Defendant’s final contention is that the sentence imposed was excessive. Defendant was denied probation and was sentenced to a term of eight to twenty years. In our opinion, the imposition of so long a minimum sentence practically eliminates all hope of defendant’s rehabilitation. The purposes sought to be achieved by the imposition of sentence are adequate punishment for the offense cemmitted, the safeguarding of society from further offenses, and the rehabilitation of the offender into a useful member of society. (People v. Brown (1965), 60 Ill.App.2d 447, 208 N.E.2d 629; People v. Evrard (1965), 55 Ill.App.2d 270, 204 N.E.2d 777; People v. Moore (1971), 133 Ill.App.2d 827, 272 N.E.2d 270.) Concerning rehabilitation, this court stated in People v. Lillie (1967), 79 Ill.App.2d 174, 179, 223 N.E.2d 716, 719:
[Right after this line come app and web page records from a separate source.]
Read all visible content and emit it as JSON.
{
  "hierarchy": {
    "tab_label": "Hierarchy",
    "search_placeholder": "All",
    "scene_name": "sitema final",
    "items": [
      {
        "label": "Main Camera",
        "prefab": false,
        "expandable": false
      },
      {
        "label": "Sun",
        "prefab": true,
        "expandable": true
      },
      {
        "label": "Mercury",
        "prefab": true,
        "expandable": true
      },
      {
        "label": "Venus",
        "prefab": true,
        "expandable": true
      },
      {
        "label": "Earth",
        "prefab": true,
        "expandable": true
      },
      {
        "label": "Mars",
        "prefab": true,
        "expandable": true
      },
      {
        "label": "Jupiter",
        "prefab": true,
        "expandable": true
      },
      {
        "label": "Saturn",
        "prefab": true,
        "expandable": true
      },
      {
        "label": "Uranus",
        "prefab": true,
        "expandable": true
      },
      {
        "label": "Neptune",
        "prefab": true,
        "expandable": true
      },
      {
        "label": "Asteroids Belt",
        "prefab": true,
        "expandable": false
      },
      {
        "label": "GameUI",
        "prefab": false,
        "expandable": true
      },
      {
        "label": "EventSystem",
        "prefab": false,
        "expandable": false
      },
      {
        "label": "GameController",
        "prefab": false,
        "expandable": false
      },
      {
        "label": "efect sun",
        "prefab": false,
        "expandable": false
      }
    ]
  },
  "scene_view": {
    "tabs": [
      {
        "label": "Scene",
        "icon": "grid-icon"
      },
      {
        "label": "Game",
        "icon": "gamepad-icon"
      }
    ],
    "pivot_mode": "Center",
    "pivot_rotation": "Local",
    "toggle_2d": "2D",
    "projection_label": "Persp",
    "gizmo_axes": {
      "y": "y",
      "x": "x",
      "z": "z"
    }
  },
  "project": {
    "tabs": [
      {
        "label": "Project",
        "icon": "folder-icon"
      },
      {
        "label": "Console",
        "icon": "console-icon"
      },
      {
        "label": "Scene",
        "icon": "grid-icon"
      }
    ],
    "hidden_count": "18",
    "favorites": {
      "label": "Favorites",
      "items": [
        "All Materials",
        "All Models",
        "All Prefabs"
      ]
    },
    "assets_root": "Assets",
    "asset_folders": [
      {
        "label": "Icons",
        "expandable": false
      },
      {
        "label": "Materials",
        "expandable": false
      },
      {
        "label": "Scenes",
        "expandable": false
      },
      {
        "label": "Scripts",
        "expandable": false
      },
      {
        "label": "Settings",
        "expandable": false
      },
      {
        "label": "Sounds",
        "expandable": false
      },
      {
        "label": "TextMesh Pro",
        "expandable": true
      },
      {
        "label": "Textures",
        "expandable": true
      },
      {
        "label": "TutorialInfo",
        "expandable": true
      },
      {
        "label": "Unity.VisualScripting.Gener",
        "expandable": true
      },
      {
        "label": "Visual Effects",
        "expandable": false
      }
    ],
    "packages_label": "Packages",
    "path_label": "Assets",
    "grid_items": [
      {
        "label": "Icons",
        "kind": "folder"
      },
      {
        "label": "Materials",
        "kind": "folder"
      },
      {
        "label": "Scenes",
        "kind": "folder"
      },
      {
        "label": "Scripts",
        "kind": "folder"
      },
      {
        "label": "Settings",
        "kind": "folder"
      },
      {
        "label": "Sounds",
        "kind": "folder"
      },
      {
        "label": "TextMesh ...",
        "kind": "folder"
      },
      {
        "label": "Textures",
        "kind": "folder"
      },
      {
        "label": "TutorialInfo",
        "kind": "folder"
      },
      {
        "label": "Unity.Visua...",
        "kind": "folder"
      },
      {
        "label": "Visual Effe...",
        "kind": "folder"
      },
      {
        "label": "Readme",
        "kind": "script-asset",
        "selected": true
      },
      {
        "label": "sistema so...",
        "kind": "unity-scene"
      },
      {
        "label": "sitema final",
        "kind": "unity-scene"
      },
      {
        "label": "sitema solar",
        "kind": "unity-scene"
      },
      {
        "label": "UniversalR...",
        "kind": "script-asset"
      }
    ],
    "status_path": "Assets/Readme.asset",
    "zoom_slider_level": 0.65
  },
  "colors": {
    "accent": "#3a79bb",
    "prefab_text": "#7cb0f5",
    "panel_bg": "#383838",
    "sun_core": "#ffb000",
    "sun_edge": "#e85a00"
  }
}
*994“Advances in the fields of psychology, psychiatry and sociology have contributed to a greater understanding of the motives underlying the commission of criminal offenses, and the techniques and methods which are of value in the rehabilitation of offenders. The hope of earlier release is a great incentive to a prisoner to participate in the educational and rehabilitation programs provided in modem penal institutions. Excessive minimum sentences, imposed by the courts, may defeat the effectiveness of the parole system by making mandatory the incarceration of a prisoner long after effective rehabilitation has been accomplished.”
We conclude that this is an appropriate case to exercise our power to reduce sentences. The defendant was a young man of twenty years of age at the time of sentencing. He had had limited job opportunities, an unstable family life, and only an eighth-grade education. A treatment specialist for the Regional Adult Correctional Services testified that defendant had been an industrious student in a remedial education program, with rapid advancement on standard achievement tests, and was ready to take the G.E.D. test for a high school equivalency diploma. He further testified that in his opinion the defendant could be rehabilitated into a useful citizen, and that his program had found employment for about 75% of those released from the program, indicating good employment prospects for defendant.
Defendant has a juvenile record, but while in the juvenile system he received a certificate for completing a course in drafting, and after leaving the juvenile system went to the Gateway House, a rehabilitation center. This is his first felony conviction. All the testimony introduced at the hearing in aggravation and mitigation indicates that defendant has reached a turning point in his life and is now equipped with a skill which could lead to job opportunities. Many of his problems may have stemmed from an unstable family life and limited job opportunities, We feel that under these circumstances, the purpose of sentencing will best be served by our reducing the sentence to a term of not less than four nor more than twelve years.
For the reasons set forth above, the judgment of the Circuit Court of St. Clair County is affirmed, the sentence is modified to provide that defendant be confined in the penitentiary for a term of not less than four nor more than twelve years.
Judgment affirmed; sentence modified.
EBERSPACHER and CREBS, JJ., concur.